Like so many kids I was hooked on dinosaurs. My parents gave me an illustrated encyclopedia and I spent hours pouring over the details of exotically named creatures like utahraptor, diplodocus, and allosaurus. That dinosaurs actually existed opened a door to my imagination and seeded in my young mind the belief that the natural world was capable of creating almost anything. I would stare at the illustrations and transport myself in time. I wanted to smell the strange fragrance of that world, the air humming with unknown insects, the primal calls echoing through a Seussian forest, the shaking earth, giant mountains of muscle crashing through the canopy and gobbling up the smaller ones. Terrible, brutal, beautiful, mysterious. I was wandering in the mist, driven by the prospect of discovery. In time I learned that dinosaurs were just one chapter in a story that reached back to the birth of life and branched outward over the eons, evolving into a mind boggling array of shapes and forms, wiggling its way into every conceivable ecological niche, scratching out a living from the dirt with tooth and claw and blood.

And now we’re here. People. Where do we fit into this story? Do we get to write our chapter? Are we the masters of our destiny or simply behaving according to the laws of our nature, responding to stimulus with predictability and yet bewitched by a delusion of freewill? Gods or fools? Probably, we are some combination of the two.

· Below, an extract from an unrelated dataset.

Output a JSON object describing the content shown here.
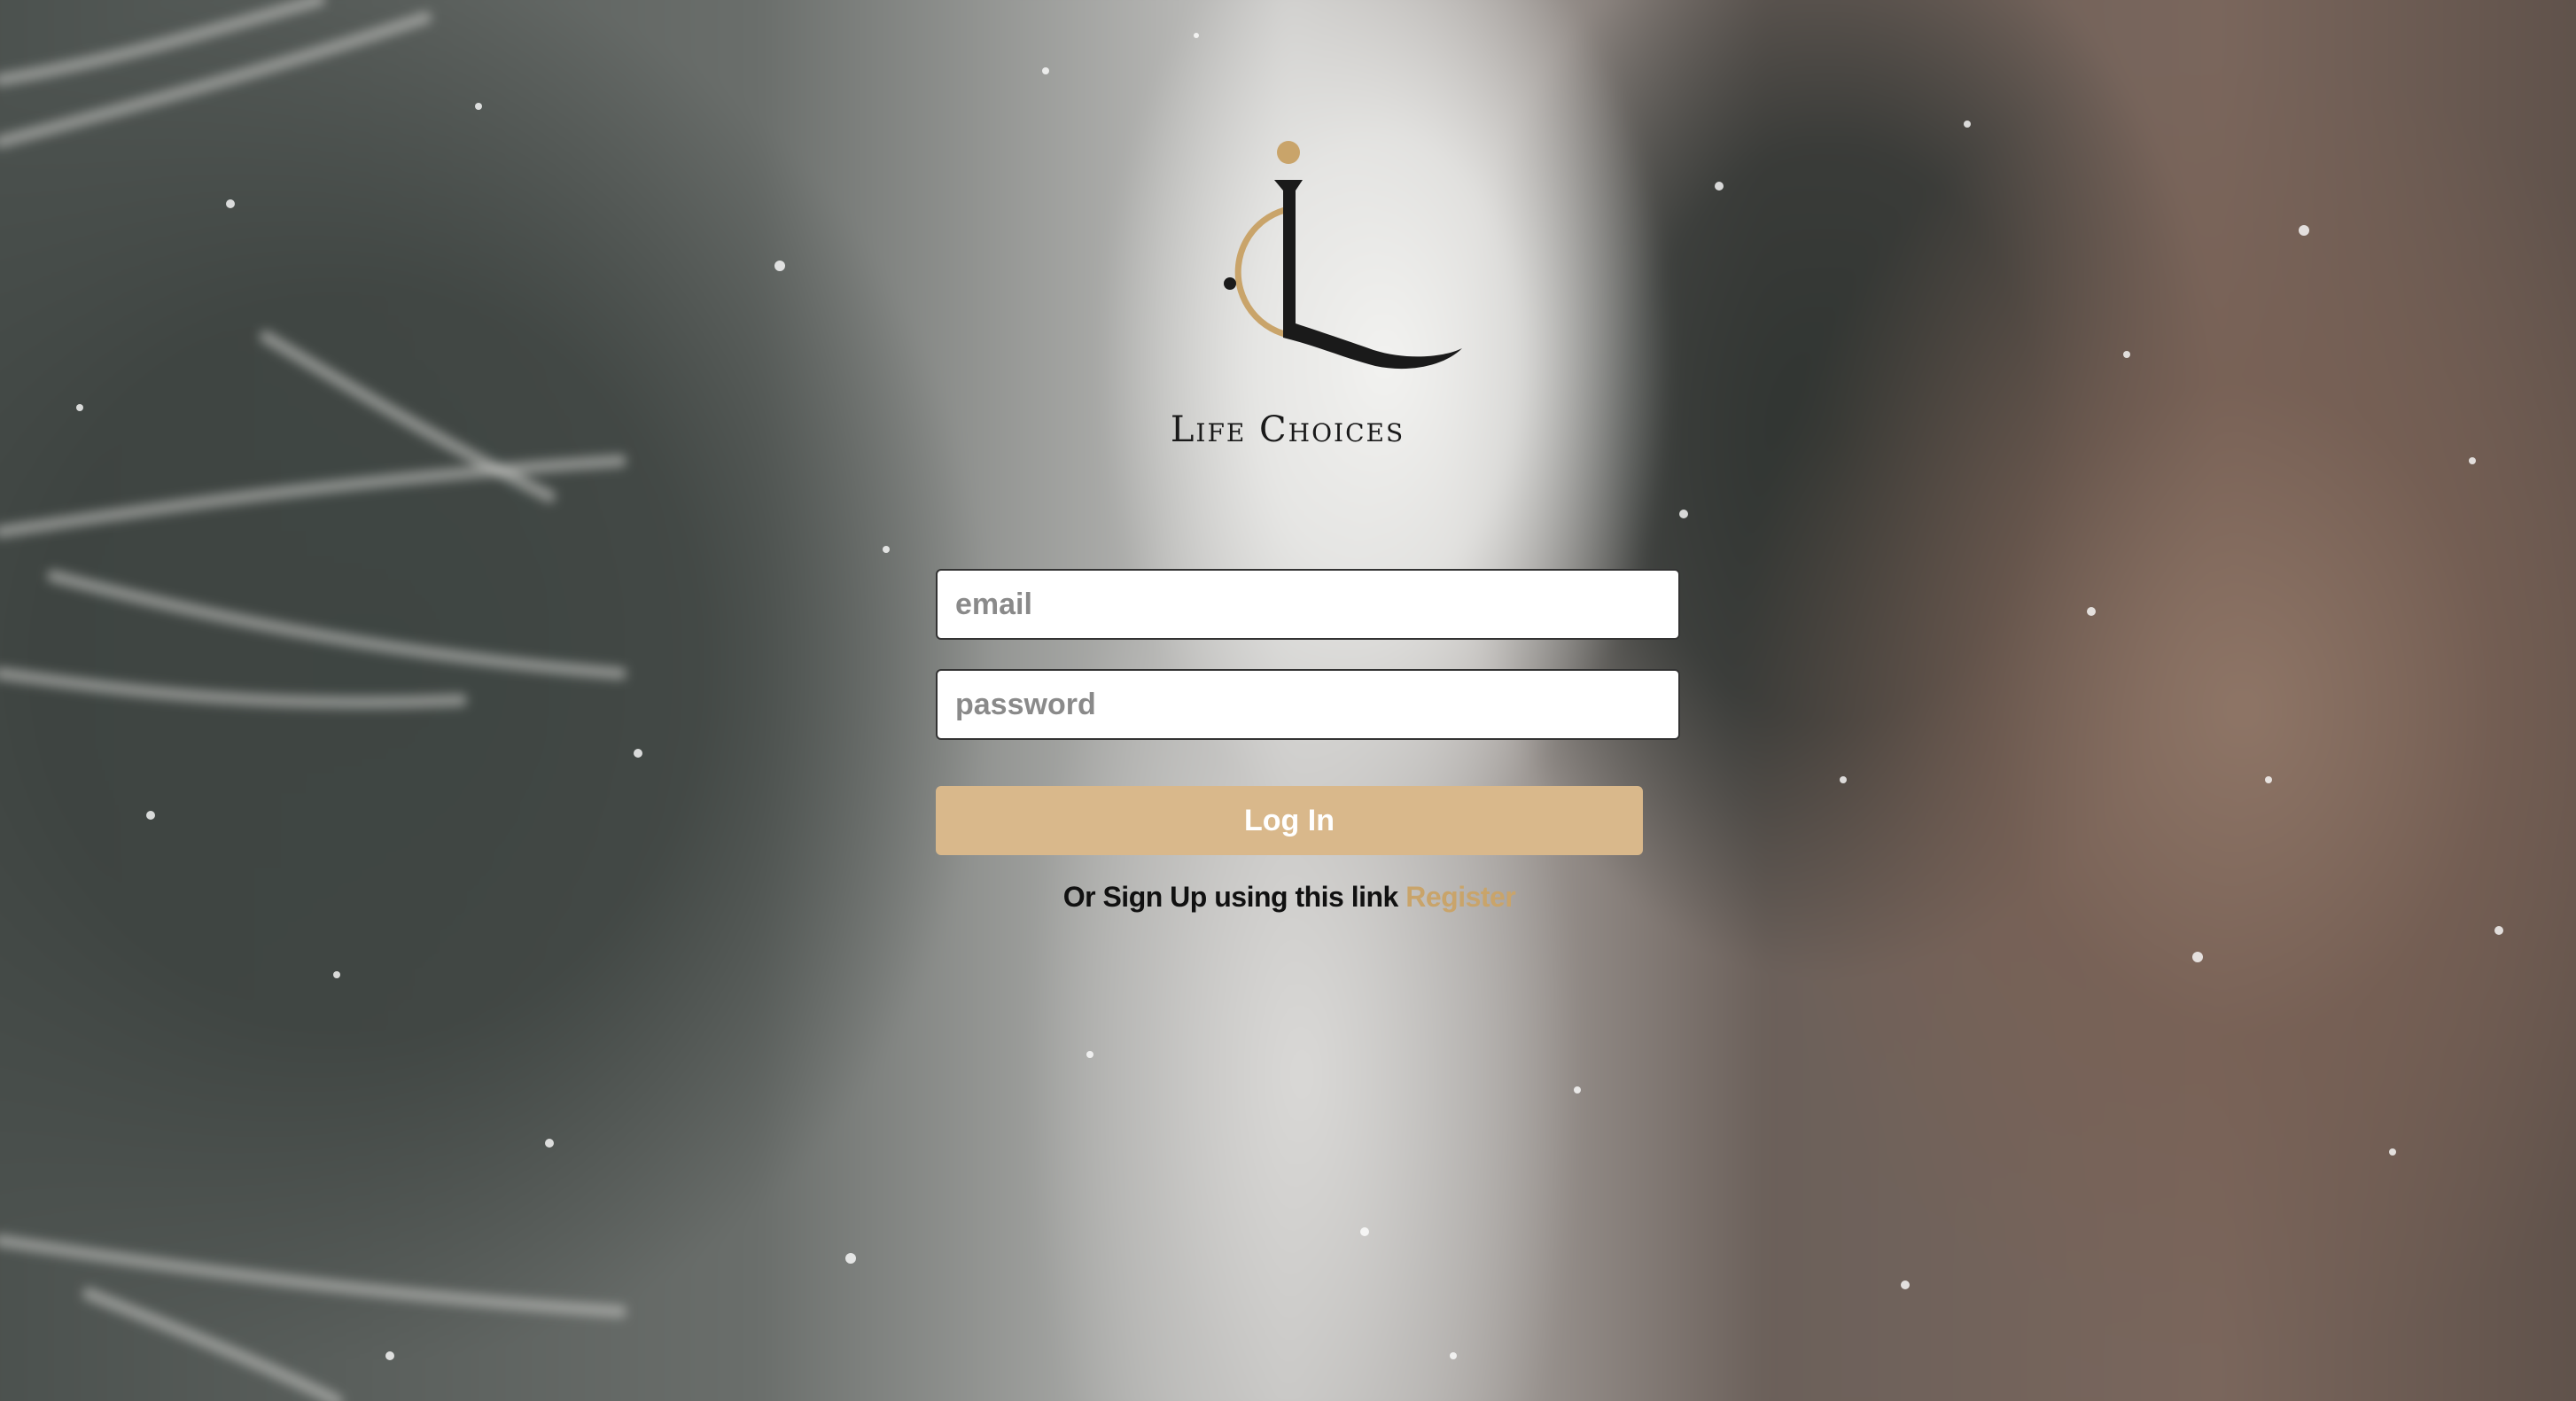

If an alien naturalist comes to our world in a million years and excavates the debris of our civilization what would they make of it? If they are anything like us I imagine them kneeling in the soil, sifting through the endless cans and bottles like broken sea shells on the beach, searching for the Rosetta Stone that explains our world. They would sort and classify everything: Coke in this pile, Pepsi there, iPhone here, Galaxy there. Maybe they would even find our trash beautiful, collect it back home, and display it where they live as conversation pieces, exchanging canned remarks about how we could not tame our darker instincts. 

I wonder how they would explain commerce, the great human enterprise we’re all conscripted into from birth. It started innocently enough. We just wanted to survive, foraging and hunting, huddling together in primitive shelters, victim to the capricious elements, dimly discerning the path forward. We were our own guinea pigs sacrificing ourselves at the alter of trial and error. But we did progress and slowly tamed our environment, brought stability to the land and our lives, planted crops, and invented tools to make our lives easier. This allowed us to trade, to get the things we couldn’t harvest, extract, or make ourselves in exchange for the things we could. We diverted rivers, leveled mountains, felled forests, cultivated civilization, built cities that towered into the sky, and imposed a tenuous order that made us feel comfortable and safe. We marked imaginary lines across the earth like surgeons and carved it up until everything was owned. We worshipped wealth. Market forces pumped ideas, goods, and services through the latticework of globalization. We cracked the code of life, shuffled DNA, and patented that. The Anthropocene became a grotesque miracle, a crucible of the old and the new, a time of horrifying revelations. We woke up everyday and read impossible headlines, consuming the tragedy of our story as entertainment, a way to pass the time. To compensate for the looming sense of dread we double-downed on our belief in our own cleverness. We will find a way, we said, we always have.

It seems to me that humans are bestowed with a gift that is unique in all the animal kingdom. We can see deep into the past and project ourselves far into the future. The curse of this gift is that we might be haunted by the things we cannot change and helpless to stop the momentum of a fate we are rocketing towards. What that fate is exactly is anyone’s guess but we cannot help but outline the shape of things to come.